This week Spirit of St. Louis had the chance to interview Miss Geddes. At first glance, you might not imagine all the adventures she has been on, from teaching in Ethiopia to donating bone marrow! This interview will provide better insight into what an interesting person she is…
Good afternoon Miss.
G: Good afternoon.
What brought you to make your decision of donating bone marrow?
G: Ok, so, when I volunteered to join the bone marrow register, I hadn’t really, seriously considered the possibility that they would actually call upon me to donate bone marrow. It was just a stand at a university fair, similar to the CAS fair I guess, and it seemed like a good idea at the time. So I signed up, probably quite not as informed as I should have been, and didn’t think much about it.

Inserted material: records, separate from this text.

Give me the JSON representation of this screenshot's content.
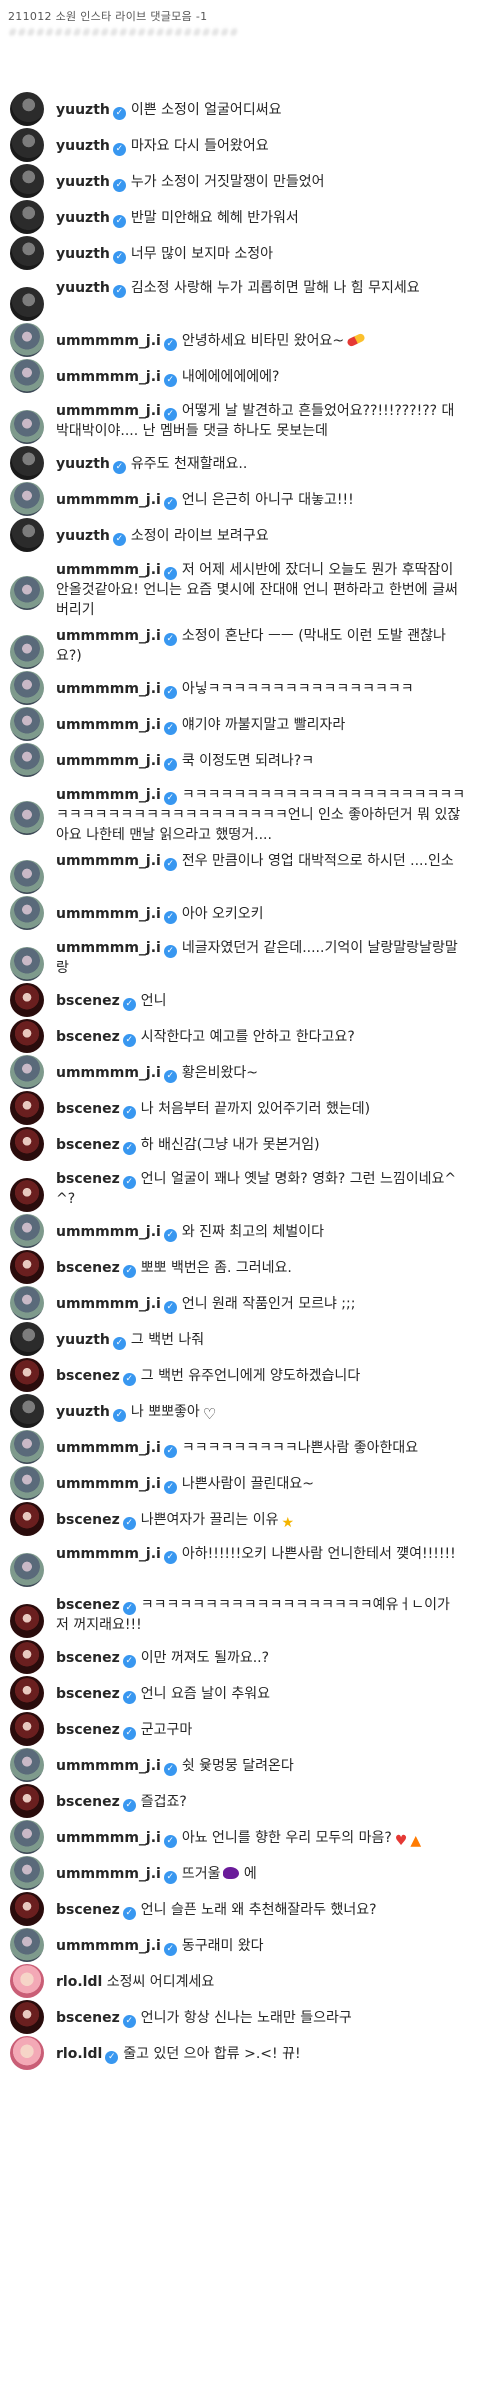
{
  "header": {
    "title": "211012 소원 인스타 라이브 댓글모음 -1",
    "subtitle": "#########################"
  },
  "users": {
    "yuuzth": "yuuzth",
    "ummmmm": "ummmmm_j.i",
    "bscenez": "bscenez",
    "rlo": "rlo.ldl"
  },
  "verified_icon": "verified-check-icon",
  "comments": [
    {
      "user": "yuuzth",
      "avatar": "yuuzth",
      "text": "이쁜 소정이 얼굴어디써요",
      "lines": 1
    },
    {
      "user": "yuuzth",
      "avatar": "yuuzth",
      "text": "마자요 다시 들어왔어요",
      "lines": 1
    },
    {
      "user": "yuuzth",
      "avatar": "yuuzth",
      "text": "누가 소정이 거짓말쟁이 만들었어",
      "lines": 1
    },
    {
      "user": "yuuzth",
      "avatar": "yuuzth",
      "text": "반말 미안해요 헤헤 반가워서",
      "lines": 1
    },
    {
      "user": "yuuzth",
      "avatar": "yuuzth",
      "text": "너무 많이 보지마 소정아",
      "lines": 1
    },
    {
      "user": "yuuzth",
      "avatar": "yuuzth",
      "text": "김소정 사랑해 누가 괴롭히면 말해 나 힘 무지세요",
      "lines": 2
    },
    {
      "user": "ummmmm",
      "avatar": "ummmmm",
      "text": "안녕하세요 비타민 왔어요~",
      "emoji": "pill",
      "lines": 1
    },
    {
      "user": "ummmmm",
      "avatar": "ummmmm",
      "text": "내에에에에에에?",
      "lines": 1
    },
    {
      "user": "ummmmm",
      "avatar": "ummmmm",
      "text": "어떻게 날 발견하고 흔들었어요??!!!???!?? 대박대박이야.... 난 멤버들 댓글 하나도 못보는데",
      "lines": 2
    },
    {
      "user": "yuuzth",
      "avatar": "yuuzth",
      "text": "유주도 천재할래요..",
      "lines": 1
    },
    {
      "user": "ummmmm",
      "avatar": "ummmmm",
      "text": "언니 은근히 아니구 대놓고!!!",
      "lines": 1
    },
    {
      "user": "yuuzth",
      "avatar": "yuuzth",
      "text": "소정이 라이브 보려구요",
      "lines": 1
    },
    {
      "user": "ummmmm",
      "avatar": "ummmmm",
      "text": "저 어제 세시반에 잤더니 오늘도 뭔가 후딱잠이 안올것같아요! 언니는 요즘 몇시에 잔대애 언니 편하라고 한번에 글써버리기",
      "lines": 3
    },
    {
      "user": "ummmmm",
      "avatar": "ummmmm",
      "text": "소정이 혼난다 ㅡㅡ (막내도 이런 도발 괜찮나요?)",
      "lines": 2
    },
    {
      "user": "ummmmm",
      "avatar": "ummmmm",
      "text": "아닣ㅋㅋㅋㅋㅋㅋㅋㅋㅋㅋㅋㅋㅋㅋㅋㅋ",
      "lines": 1
    },
    {
      "user": "ummmmm",
      "avatar": "ummmmm",
      "text": "얘기야 까불지말고 빨리자라",
      "lines": 1
    },
    {
      "user": "ummmmm",
      "avatar": "ummmmm",
      "text": "쿡 이정도면 되려나?ㅋ",
      "lines": 1
    },
    {
      "user": "ummmmm",
      "avatar": "ummmmm",
      "text": "ㅋㅋㅋㅋㅋㅋㅋㅋㅋㅋㅋㅋㅋㅋㅋㅋㅋㅋㅋㅋㅋㅋㅋㅋㅋㅋㅋㅋㅋㅋㅋㅋㅋㅋㅋㅋㅋㅋㅋㅋ언니 인소 좋아하던거 뭐 있잖아요 나한테 맨날 읽으라고 했떵거....",
      "lines": 3
    },
    {
      "user": "ummmmm",
      "avatar": "ummmmm",
      "text": "전우 만큼이나 영업 대박적으로 하시던 ....인소",
      "lines": 2
    },
    {
      "user": "ummmmm",
      "avatar": "ummmmm",
      "text": "아아 오키오키",
      "lines": 1
    },
    {
      "user": "ummmmm",
      "avatar": "ummmmm",
      "text": "네글자였던거 같은데.....기억이 날랑말랑날랑말랑",
      "lines": 2
    },
    {
      "user": "bscenez",
      "avatar": "bscenez",
      "text": "언니",
      "lines": 1
    },
    {
      "user": "bscenez",
      "avatar": "bscenez",
      "text": "시작한다고 예고를 안하고 한다고요?",
      "lines": 1
    },
    {
      "user": "ummmmm",
      "avatar": "ummmmm",
      "text": "황은비왔다~",
      "lines": 1
    },
    {
      "user": "bscenez",
      "avatar": "bscenez",
      "text": "나 처음부터 끝까지 있어주기러 했는데)",
      "lines": 1
    },
    {
      "user": "bscenez",
      "avatar": "bscenez",
      "text": "하 배신감(그냥 내가 못본거임)",
      "lines": 1
    },
    {
      "user": "bscenez",
      "avatar": "bscenez",
      "text": "언니 얼굴이 꽤나 옛날 명화? 영화? 그런 느낌이네요^^?",
      "lines": 2
    },
    {
      "user": "ummmmm",
      "avatar": "ummmmm",
      "text": "와 진짜 최고의 체벌이다",
      "lines": 1
    },
    {
      "user": "bscenez",
      "avatar": "bscenez",
      "text": "뽀뽀 백번은 좀. 그러네요.",
      "lines": 1
    },
    {
      "user": "ummmmm",
      "avatar": "ummmmm",
      "text": "언니 원래 작품인거 모르냐 ;;;",
      "lines": 1
    },
    {
      "user": "yuuzth",
      "avatar": "yuuzth",
      "text": "그 백번 나줘",
      "lines": 1
    },
    {
      "user": "bscenez",
      "avatar": "bscenez",
      "text": "그 백번 유주언니에게 양도하겠습니다",
      "lines": 1
    },
    {
      "user": "yuuzth",
      "avatar": "yuuzth",
      "text": "나 뽀뽀좋아",
      "emoji": "heart-outline",
      "lines": 1
    },
    {
      "user": "ummmmm",
      "avatar": "ummmmm",
      "text": "ㅋㅋㅋㅋㅋㅋㅋㅋㅋ나쁜사람 좋아한대요",
      "lines": 1
    },
    {
      "user": "ummmmm",
      "avatar": "ummmmm",
      "text": "나쁜사람이 끌린대요~",
      "lines": 1
    },
    {
      "user": "bscenez",
      "avatar": "bscenez",
      "text": "나쁜여자가 끌리는 이유",
      "emoji": "star",
      "lines": 1
    },
    {
      "user": "ummmmm",
      "avatar": "ummmmm",
      "text": "아하!!!!!!오키 나쁜사람 언니한테서 꺶여!!!!!!",
      "lines": 2
    },
    {
      "user": "bscenez",
      "avatar": "bscenez",
      "text": "ㅋㅋㅋㅋㅋㅋㅋㅋㅋㅋㅋㅋㅋㅋㅋㅋㅋㅋ예유ㅓㄴ이가 저 꺼지래요!!!",
      "lines": 2
    },
    {
      "user": "bscenez",
      "avatar": "bscenez",
      "text": "이만 꺼져도 될까요..?",
      "lines": 1
    },
    {
      "user": "bscenez",
      "avatar": "bscenez",
      "text": "언니 요즘 날이 추워요",
      "lines": 1
    },
    {
      "user": "bscenez",
      "avatar": "bscenez",
      "text": "군고구마",
      "lines": 1
    },
    {
      "user": "ummmmm",
      "avatar": "ummmmm",
      "text": "쉿 윷멍뭉 달려온다",
      "lines": 1
    },
    {
      "user": "bscenez",
      "avatar": "bscenez",
      "text": "즐겁죠?",
      "lines": 1
    },
    {
      "user": "ummmmm",
      "avatar": "ummmmm",
      "text": "아뇨 언니를 향한 우리 모두의 마음?",
      "emoji": "heart-fire",
      "lines": 1
    },
    {
      "user": "ummmmm",
      "avatar": "ummmmm",
      "text": "뜨거울",
      "emoji": "eggplant",
      "suffix": "에",
      "lines": 1
    },
    {
      "user": "bscenez",
      "avatar": "bscenez",
      "text": "언니 슬픈 노래 왜 추천해잘라두 했너요?",
      "lines": 1
    },
    {
      "user": "ummmmm",
      "avatar": "ummmmm",
      "text": "동구래미 왔다",
      "lines": 1
    },
    {
      "user": "rlo",
      "avatar": "rlo",
      "text": "소정씨 어디계세요",
      "lines": 1,
      "no_badge": true
    },
    {
      "user": "bscenez",
      "avatar": "bscenez",
      "text": "언니가 항상 신나는 노래만 들으라구",
      "lines": 1
    },
    {
      "user": "rlo",
      "avatar": "rlo",
      "text": "줄고 있던 으아 합류 >.<! 뀨!",
      "lines": 1
    }
  ]
}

Which part of your stay in Ethiopia impacted you the most?
G: Ah, good question. Whilst I was in Ethiopia I, unfortunately, contracted malaria. So for one week, I was very sick. I had lots of horrible symptoms, the most serious was having a very high fever, it was around 46°C at the time so I was very hot with a very high temperature.
What brought you to Ethiopia, and what made you come to Italy?

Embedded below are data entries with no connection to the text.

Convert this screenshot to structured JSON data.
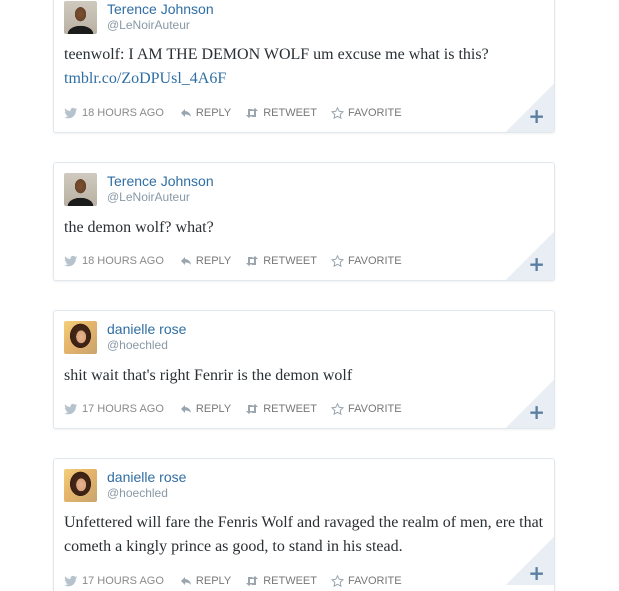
{
  "tweets": [
    {
      "name": "Terence Johnson",
      "handle": "@LeNoirAuteur",
      "text": "teenwolf: I AM THE DEMON WOLF um excuse me what is this?",
      "link": "tmblr.co/ZoDPUsl_4A6F",
      "time": "18 HOURS AGO",
      "reply": "REPLY",
      "retweet": "RETWEET",
      "favorite": "FAVORITE",
      "expand": "+"
    },
    {
      "name": "Terence Johnson",
      "handle": "@LeNoirAuteur",
      "text": "the demon wolf? what?",
      "time": "18 HOURS AGO",
      "reply": "REPLY",
      "retweet": "RETWEET",
      "favorite": "FAVORITE",
      "expand": "+"
    },
    {
      "name": "danielle rose",
      "handle": "@hoechled",
      "text": "shit wait that's right Fenrir is the demon wolf",
      "time": "17 HOURS AGO",
      "reply": "REPLY",
      "retweet": "RETWEET",
      "favorite": "FAVORITE",
      "expand": "+"
    },
    {
      "name": "danielle rose",
      "handle": "@hoechled",
      "text": "Unfettered will fare the Fenris Wolf and ravaged the realm of men, ere that cometh a kingly prince as good, to stand in his stead.",
      "time": "17 HOURS AGO",
      "reply": "REPLY",
      "retweet": "RETWEET",
      "favorite": "FAVORITE",
      "expand": "+"
    }
  ],
  "colors": {
    "name": "#2f6ea3",
    "handle": "#8899a6",
    "text": "#292f33",
    "action": "#777777",
    "border": "#e1e8ed"
  },
  "icons": {
    "bird": "twitter-bird-icon",
    "reply": "reply-arrow-icon",
    "retweet": "retweet-arrows-icon",
    "favorite": "star-outline-icon",
    "expand": "plus-icon"
  }
}
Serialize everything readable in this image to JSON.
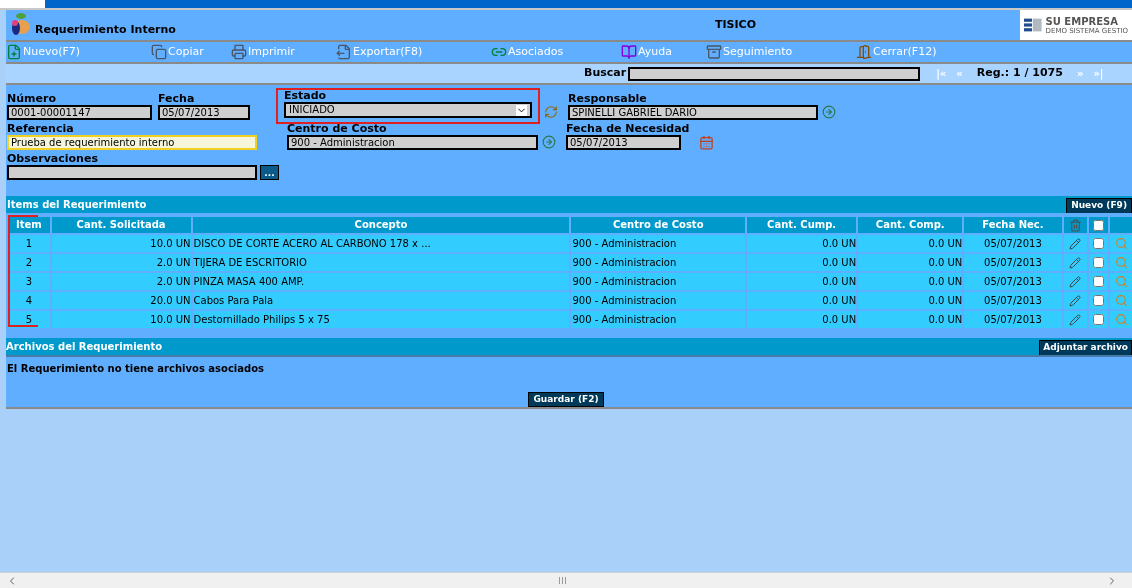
{
  "header": {
    "title": "Requerimiento Interno",
    "company_code": "TISICO",
    "logo": {
      "name": "SU EMPRESA",
      "tagline": "DEMO SISTEMA GESTIO"
    }
  },
  "toolbar": [
    {
      "label": "Nuevo(F7)"
    },
    {
      "label": "Copiar"
    },
    {
      "label": "Imprimir"
    },
    {
      "label": "Exportar(F8)"
    },
    {
      "label": "Asociados"
    },
    {
      "label": "Ayuda"
    },
    {
      "label": "Seguimiento"
    },
    {
      "label": "Cerrar(F12)"
    }
  ],
  "search": {
    "label": "Buscar",
    "first": "|«",
    "prev": "«",
    "record": "Reg.: 1 / 1075",
    "next": "»",
    "last": "»|"
  },
  "form": {
    "numero": {
      "label": "Número",
      "value": "0001-00001147"
    },
    "fecha": {
      "label": "Fecha",
      "value": "05/07/2013"
    },
    "estado": {
      "label": "Estado",
      "value": "INICIADO",
      "highlighted": true
    },
    "responsable": {
      "label": "Responsable",
      "value": "SPINELLI GABRIEL DARIO"
    },
    "referencia": {
      "label": "Referencia",
      "value": "Prueba de requerimiento interno"
    },
    "centro": {
      "label": "Centro de Costo",
      "value": "900 - Administracion"
    },
    "fecha_necesidad": {
      "label": "Fecha de Necesidad",
      "value": "05/07/2013"
    },
    "observaciones": {
      "label": "Observaciones",
      "button": "..."
    }
  },
  "items": {
    "title": "Items del Requerimiento",
    "new_button": "Nuevo (F9)",
    "item_column_highlighted": true,
    "columns": [
      "Item",
      "Cant. Solicitada",
      "Concepto",
      "Centro de Costo",
      "Cant. Cump.",
      "Cant. Comp.",
      "Fecha Nec."
    ],
    "select_all_checked": false,
    "rows": [
      {
        "cells": [
          "1",
          "10.0 UN",
          "DISCO DE CORTE ACERO AL CARBONO 178 x ...",
          "900 - Administracion",
          "0.0 UN",
          "0.0 UN",
          "05/07/2013"
        ],
        "checked": false
      },
      {
        "cells": [
          "2",
          "2.0 UN",
          "TIJERA DE ESCRITORIO",
          "900 - Administracion",
          "0.0 UN",
          "0.0 UN",
          "05/07/2013"
        ],
        "checked": false
      },
      {
        "cells": [
          "3",
          "2.0 UN",
          "PINZA MASA 400 AMP.",
          "900 - Administracion",
          "0.0 UN",
          "0.0 UN",
          "05/07/2013"
        ],
        "checked": false
      },
      {
        "cells": [
          "4",
          "20.0 UN",
          "Cabos Para Pala",
          "900 - Administracion",
          "0.0 UN",
          "0.0 UN",
          "05/07/2013"
        ],
        "checked": false
      },
      {
        "cells": [
          "5",
          "10.0 UN",
          "Destornillado Philips 5 x 75",
          "900 - Administracion",
          "0.0 UN",
          "0.0 UN",
          "05/07/2013"
        ],
        "checked": false
      }
    ]
  },
  "files": {
    "title": "Archivos del Requerimiento",
    "attach_button": "Adjuntar archivo",
    "message": "El Requerimiento no tiene archivos asociados"
  },
  "save_button": "Guardar (F2)"
}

G: I had been teaching at the same school in Birmingham, Uk, for 9 years and I wanted to try something new. I saw an opportunity to train teachers in the Ethiopia setting, which was within a refugee camp and I thought it would be a worthwhile thing to do, which was very different from my experiences in the UK.
And you asked me why in Milan?

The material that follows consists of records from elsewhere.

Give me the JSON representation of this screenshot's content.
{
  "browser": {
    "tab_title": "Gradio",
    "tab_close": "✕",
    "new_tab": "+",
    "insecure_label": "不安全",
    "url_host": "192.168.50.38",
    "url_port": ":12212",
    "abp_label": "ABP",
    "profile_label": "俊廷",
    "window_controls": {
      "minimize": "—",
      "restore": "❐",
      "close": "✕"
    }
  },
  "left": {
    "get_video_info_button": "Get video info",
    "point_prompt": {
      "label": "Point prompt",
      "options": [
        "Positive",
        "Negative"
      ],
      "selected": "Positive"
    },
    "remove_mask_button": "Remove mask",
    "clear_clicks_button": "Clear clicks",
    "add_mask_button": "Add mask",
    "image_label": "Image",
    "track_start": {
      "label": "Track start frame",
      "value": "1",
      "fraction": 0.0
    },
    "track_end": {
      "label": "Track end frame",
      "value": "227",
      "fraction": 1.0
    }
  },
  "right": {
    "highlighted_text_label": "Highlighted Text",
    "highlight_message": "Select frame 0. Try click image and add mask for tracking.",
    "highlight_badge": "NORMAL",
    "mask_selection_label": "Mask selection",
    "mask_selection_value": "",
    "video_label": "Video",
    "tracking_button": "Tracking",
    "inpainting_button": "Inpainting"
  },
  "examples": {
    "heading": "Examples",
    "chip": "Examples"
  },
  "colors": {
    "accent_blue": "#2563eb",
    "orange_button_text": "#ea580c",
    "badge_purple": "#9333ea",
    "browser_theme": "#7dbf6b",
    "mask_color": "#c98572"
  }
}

G: I guess on my journey home back to the UK I thought, “I am not quite ready to go back to the UK”. I’ve got quite a taste for trying new cultures, new food, new geography and so on, but I also really missed teaching biology in a classroom. St. Louis looked like a wonderful school to teach biology in a lovely country.
What is the most important part of teaching for you?
G: Hmm, the most important part of teaching for me is when students find things interesting and relevant. So if you are teaching a topic for example like mitosis and students make the link between mitosis and cancer and they see why what they are learning is important in their day to day life.
What impacted you the most in your journey as a teacher? Can you talk about it?
G: I taught one student many years ago, and he was really negative about biology. He thought he wasn’t very good at biology, but he really liked physics. I was determined to show him that actually, biology was a really important subject. The way I did this was by showing him various cross-curricular links between physics and biology, so like for example prosthetic limbs or an insulin pump. And he ended up doing a very particular degree. It was like a biophysics degree. It was combining the two. So I was very proud that I was able to convince him that biology wasn’t rubbish!
What is the most important lesson you would like to teach your pupils?
G: I think that it is very important to engage with the mistakes you make and try to improve them and not always to focus on your grade.